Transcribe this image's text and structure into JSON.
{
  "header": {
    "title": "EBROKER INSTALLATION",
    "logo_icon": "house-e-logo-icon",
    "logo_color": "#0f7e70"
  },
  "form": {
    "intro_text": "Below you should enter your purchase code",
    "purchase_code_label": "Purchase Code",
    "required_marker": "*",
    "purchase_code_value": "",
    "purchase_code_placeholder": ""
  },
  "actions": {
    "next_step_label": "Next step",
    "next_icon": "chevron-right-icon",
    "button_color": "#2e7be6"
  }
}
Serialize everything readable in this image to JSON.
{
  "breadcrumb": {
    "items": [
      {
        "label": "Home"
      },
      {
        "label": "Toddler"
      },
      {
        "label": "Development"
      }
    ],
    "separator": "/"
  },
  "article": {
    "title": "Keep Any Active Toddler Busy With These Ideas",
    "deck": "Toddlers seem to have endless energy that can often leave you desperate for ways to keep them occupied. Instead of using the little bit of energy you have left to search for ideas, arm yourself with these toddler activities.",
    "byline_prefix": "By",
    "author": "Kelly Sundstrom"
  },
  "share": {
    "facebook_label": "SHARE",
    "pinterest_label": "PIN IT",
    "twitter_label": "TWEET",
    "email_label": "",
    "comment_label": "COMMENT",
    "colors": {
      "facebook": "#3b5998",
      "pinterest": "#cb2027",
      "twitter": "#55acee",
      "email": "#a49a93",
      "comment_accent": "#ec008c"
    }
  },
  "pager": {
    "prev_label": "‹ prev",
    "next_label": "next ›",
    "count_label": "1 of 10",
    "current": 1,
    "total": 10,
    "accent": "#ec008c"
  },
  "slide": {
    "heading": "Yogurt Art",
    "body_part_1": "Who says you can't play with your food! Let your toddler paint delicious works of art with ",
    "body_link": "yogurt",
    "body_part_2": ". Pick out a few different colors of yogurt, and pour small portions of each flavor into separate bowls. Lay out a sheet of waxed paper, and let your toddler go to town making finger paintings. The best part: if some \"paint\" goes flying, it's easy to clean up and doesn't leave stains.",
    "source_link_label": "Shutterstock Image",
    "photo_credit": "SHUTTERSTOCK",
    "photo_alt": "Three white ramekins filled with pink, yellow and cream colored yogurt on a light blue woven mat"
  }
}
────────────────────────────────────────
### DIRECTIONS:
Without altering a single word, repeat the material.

### REPLY:
Transcribe this image's text and structure into JSON.
{
  "header": {
    "title": "EBROKER INSTALLATION",
    "logo_icon": "house-e-logo-icon",
    "logo_color": "#0f7e70"
  },
  "form": {
    "intro_text": "Below you should enter your purchase code",
    "purchase_code_label": "Purchase Code",
    "required_marker": "*",
    "purchase_code_value": "",
    "purchase_code_placeholder": ""
  },
  "actions": {
    "next_step_label": "Next step",
    "next_icon": "chevron-right-icon",
    "button_color": "#2e7be6"
  }
}
Serialize everything readable in this image to JSON.
{
  "breadcrumb": {
    "items": [
      {
        "label": "Home"
      },
      {
        "label": "Toddler"
      },
      {
        "label": "Development"
      }
    ],
    "separator": "/"
  },
  "article": {
    "title": "Keep Any Active Toddler Busy With These Ideas",
    "deck": "Toddlers seem to have endless energy that can often leave you desperate for ways to keep them occupied. Instead of using the little bit of energy you have left to search for ideas, arm yourself with these toddler activities.",
    "byline_prefix": "By",
    "author": "Kelly Sundstrom"
  },
  "share": {
    "facebook_label": "SHARE",
    "pinterest_label": "PIN IT",
    "twitter_label": "TWEET",
    "email_label": "",
    "comment_label": "COMMENT",
    "colors": {
      "facebook": "#3b5998",
      "pinterest": "#cb2027",
      "twitter": "#55acee",
      "email": "#a49a93",
      "comment_accent": "#ec008c"
    }
  },
  "pager": {
    "prev_label": "‹ prev",
    "next_label": "next ›",
    "count_label": "1 of 10",
    "current": 1,
    "total": 10,
    "accent": "#ec008c"
  },
  "slide": {
    "heading": "Yogurt Art",
    "body_part_1": "Who says you can't play with your food! Let your toddler paint delicious works of art with ",
    "body_link": "yogurt",
    "body_part_2": ". Pick out a few different colors of yogurt, and pour small portions of each flavor into separate bowls. Lay out a sheet of waxed paper, and let your toddler go to town making finger paintings. The best part: if some \"paint\" goes flying, it's easy to clean up and doesn't leave stains.",
    "source_link_label": "Shutterstock Image",
    "photo_credit": "SHUTTERSTOCK",
    "photo_alt": "Three white ramekins filled with pink, yellow and cream colored yogurt on a light blue woven mat"
  }
}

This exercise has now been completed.